The Idaho Museum of Natural History’s efforts will be led by Jesse Pruitt, Idaho Virtualization Laboratory manager and technology specialist, who will oversee teams of ISU students who will use laser scanners to make 3D digital models of all the bones of 50 different large animals. The ISU students working on this project in the field and in the Idaho Virtualization Laboratory include graduate students and undergraduate Career Path Interns.

Jesse Tapanila

Leif Tapanila, left, and Jesse Pruitt

he Idaho Museum of Natural History’s efforts will be led by Jesse Pruitt, Idaho Virtualization Laboratory manager and technology specialist, who will oversee teams of ISU students who will use laser scanners to make 3D digital models of all the bones of 50 different large animals. The ISU students working on this project in the field and in the Idaho Virtualization Laboratory include graduate students and undergraduate Career Path Interns.

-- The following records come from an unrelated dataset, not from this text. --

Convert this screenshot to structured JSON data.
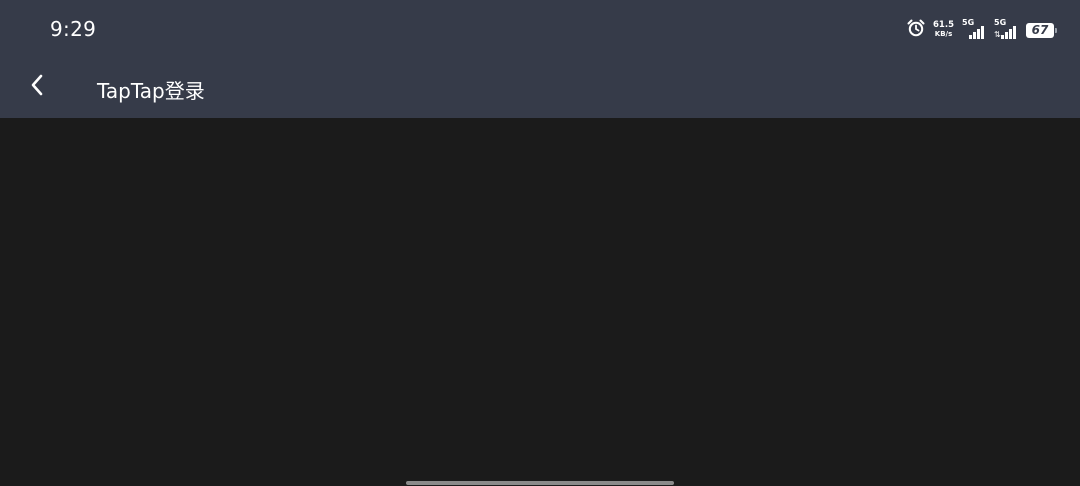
{
  "status_bar": {
    "time": "9:29",
    "net_speed_value": "61.5",
    "net_speed_unit": "KB/s",
    "signal_1_label": "5G",
    "signal_2_label": "5G",
    "battery_level": "67",
    "icons": [
      "alarm-icon",
      "signal-icon",
      "signal-icon",
      "battery-icon"
    ]
  },
  "nav_bar": {
    "back_icon": "chevron-left-icon",
    "title": "TapTap登录"
  },
  "colors": {
    "header_bg": "#363b49",
    "content_bg": "#1b1b1b",
    "text": "#ffffff"
  }
}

 “This fits in overall with what we’ve done before and it is a continuation of that niche that we are filling right now in the nation as being able to scan at this level of quality and to deal with this kind of a task. No one else in the country, outside of the Smithsonian, could do this kind of work at this scale,” Tapanila said.

Scanning every bone of each of these species will be a painstaking process.

“Quite literally, working with curators and collection managers at the museums, we have to haul out every bone from cabinets, put it on a table, scan the surface, and rotate it and scan every other surface, and then put it all together,” Tapanila said. “We do this for every bone.”

Once the bones are scanned, their digital representations will be posted to a public website where they can be viewed.

3D scanner

Jesse Pruitt working with a scanner

 

“The major reason the NSF feels it is important to create this database of life is for researchers as end users,” Tapanila said, “but I am more excited about what we’ll be able to do with all these digital products on the educational sides and with exhibits. I can imagine a future where we are making whole new exhibits off this fundamental data.”

He presented an example of how the digital bones could be used. An entity, like the Idaho Museum of Natural History could use 3D printers to print of bones from a variety of animals so people could compare them.

“Imagine, you’ll have the flipper of a whale and wing of a bat and have the hand of a frog,” Tapanila said. “You could maybe blow up the wing of the bat and shrink the size of the whale flipper, so now you can see that wrist bone in the whale is the same as that wrist bone of the bat, so you can see that it is the same equipment that underlines what a mammal is – we are just adapted different for the different functions that we need for environments. That is pretty cool. We are kind of getting to the building blocks and connectedness of life.”

Tapanila described ISU’s big-animal scanning project as a module in the National Science Foundation’s umbrella program, Open Vertebrate (oVert) Thematic Collections Network (TCN) that has a goal of scanning more than 20,000 smaller vertebrate specimens. ISU received the grant from the NSF Partner to Existing Networks program.

The co-principal investigator in this project is David Blackburn, of the University of Florida and Florida Museum of Natural History, who is leading the NSF’s oVert efforts.